- DESCRIPTION OF THE TASK:
Where a line in the entries below contains the word "JSON", count it. Return the total alone.
+-------+
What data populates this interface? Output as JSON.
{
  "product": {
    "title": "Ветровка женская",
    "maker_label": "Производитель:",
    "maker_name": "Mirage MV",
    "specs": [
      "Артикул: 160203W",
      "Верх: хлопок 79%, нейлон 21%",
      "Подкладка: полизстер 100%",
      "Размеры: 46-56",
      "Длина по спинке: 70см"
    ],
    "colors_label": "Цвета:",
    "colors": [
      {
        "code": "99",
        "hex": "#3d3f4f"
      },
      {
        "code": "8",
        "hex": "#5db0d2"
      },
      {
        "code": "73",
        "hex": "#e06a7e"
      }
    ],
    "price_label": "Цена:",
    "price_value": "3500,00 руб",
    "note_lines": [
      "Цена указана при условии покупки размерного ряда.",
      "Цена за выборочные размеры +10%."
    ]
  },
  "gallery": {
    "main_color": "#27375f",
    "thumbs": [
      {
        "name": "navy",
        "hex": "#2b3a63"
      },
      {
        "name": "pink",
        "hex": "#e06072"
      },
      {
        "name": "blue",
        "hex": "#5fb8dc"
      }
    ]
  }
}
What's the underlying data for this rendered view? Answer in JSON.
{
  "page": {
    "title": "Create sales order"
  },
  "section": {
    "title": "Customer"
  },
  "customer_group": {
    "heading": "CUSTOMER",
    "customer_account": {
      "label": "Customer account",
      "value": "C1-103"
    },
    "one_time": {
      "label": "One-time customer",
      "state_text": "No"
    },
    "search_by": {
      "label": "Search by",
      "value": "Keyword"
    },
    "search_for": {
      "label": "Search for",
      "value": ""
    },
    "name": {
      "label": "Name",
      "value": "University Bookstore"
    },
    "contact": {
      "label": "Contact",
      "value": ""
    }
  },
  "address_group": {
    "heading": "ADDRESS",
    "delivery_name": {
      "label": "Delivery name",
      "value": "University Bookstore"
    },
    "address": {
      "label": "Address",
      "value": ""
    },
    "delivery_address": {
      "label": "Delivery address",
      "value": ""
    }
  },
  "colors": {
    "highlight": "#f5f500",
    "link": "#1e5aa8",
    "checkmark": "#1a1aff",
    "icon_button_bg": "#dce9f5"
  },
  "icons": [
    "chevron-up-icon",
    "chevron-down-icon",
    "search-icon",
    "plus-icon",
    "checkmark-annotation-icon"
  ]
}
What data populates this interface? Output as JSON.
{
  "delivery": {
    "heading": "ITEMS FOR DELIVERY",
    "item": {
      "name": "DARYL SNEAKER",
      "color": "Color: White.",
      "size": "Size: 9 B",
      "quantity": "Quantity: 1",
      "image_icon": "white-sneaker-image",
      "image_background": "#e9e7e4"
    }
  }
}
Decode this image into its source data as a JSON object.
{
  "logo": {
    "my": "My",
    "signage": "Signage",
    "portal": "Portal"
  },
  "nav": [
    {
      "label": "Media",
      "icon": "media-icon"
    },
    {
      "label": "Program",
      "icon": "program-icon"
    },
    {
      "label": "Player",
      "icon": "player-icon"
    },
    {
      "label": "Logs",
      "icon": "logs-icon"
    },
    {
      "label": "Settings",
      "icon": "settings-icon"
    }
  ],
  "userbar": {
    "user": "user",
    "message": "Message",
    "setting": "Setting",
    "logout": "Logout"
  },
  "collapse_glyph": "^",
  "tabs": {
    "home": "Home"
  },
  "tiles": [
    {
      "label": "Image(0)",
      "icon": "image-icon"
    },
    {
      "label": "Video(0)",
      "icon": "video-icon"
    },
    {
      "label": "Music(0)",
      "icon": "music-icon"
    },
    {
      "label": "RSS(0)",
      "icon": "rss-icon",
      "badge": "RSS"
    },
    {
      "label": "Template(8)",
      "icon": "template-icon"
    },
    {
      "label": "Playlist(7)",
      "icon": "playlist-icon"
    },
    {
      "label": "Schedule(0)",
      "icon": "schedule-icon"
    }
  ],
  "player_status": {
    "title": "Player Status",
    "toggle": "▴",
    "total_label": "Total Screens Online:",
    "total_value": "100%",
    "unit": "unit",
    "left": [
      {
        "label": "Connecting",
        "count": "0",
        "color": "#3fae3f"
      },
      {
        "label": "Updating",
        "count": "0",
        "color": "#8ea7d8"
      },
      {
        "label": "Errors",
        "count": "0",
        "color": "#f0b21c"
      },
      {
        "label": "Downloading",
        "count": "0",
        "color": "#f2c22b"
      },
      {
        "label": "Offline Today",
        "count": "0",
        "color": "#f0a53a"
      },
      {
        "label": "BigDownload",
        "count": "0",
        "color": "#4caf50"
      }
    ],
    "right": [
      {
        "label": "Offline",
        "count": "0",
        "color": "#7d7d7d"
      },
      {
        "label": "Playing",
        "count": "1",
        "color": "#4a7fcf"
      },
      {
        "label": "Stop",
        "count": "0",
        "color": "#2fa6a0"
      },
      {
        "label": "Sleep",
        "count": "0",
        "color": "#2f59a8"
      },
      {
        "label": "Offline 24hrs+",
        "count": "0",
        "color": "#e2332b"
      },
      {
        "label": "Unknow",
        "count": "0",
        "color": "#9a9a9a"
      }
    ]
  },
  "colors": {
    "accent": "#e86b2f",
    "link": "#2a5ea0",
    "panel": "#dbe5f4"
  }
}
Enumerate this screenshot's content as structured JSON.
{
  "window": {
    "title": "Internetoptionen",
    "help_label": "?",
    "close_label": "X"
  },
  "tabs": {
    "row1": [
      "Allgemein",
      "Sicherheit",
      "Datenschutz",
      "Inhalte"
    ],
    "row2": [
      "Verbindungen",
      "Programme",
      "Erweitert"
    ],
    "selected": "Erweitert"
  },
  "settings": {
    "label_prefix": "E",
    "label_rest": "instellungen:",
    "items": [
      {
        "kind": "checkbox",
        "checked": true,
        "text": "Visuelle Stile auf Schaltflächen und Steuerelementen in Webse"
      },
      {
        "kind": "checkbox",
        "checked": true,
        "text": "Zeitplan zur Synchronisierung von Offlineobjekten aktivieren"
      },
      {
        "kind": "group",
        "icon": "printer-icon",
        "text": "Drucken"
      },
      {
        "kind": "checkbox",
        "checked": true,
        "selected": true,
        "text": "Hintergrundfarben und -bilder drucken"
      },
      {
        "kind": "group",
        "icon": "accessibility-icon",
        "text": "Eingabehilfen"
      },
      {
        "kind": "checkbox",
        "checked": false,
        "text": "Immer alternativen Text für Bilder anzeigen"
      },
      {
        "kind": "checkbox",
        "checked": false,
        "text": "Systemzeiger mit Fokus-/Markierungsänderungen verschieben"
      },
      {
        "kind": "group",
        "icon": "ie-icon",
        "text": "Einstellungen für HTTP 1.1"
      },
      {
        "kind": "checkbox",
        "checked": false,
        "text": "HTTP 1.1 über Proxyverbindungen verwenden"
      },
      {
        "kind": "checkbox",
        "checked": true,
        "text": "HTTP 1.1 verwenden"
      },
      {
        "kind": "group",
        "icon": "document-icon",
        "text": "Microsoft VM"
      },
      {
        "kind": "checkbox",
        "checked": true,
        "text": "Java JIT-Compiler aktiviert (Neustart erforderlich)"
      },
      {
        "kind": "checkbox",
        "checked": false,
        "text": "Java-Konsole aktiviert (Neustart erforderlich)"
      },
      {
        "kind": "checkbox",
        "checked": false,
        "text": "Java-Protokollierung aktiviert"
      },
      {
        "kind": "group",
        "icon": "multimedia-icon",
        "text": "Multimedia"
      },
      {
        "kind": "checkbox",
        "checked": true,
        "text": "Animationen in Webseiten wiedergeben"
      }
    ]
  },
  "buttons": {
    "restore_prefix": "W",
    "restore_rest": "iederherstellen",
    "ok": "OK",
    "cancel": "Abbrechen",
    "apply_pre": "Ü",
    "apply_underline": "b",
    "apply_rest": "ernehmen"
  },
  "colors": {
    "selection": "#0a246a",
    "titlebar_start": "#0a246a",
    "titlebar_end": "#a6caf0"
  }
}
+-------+
- SOLUTION FOR THIS TASK:
5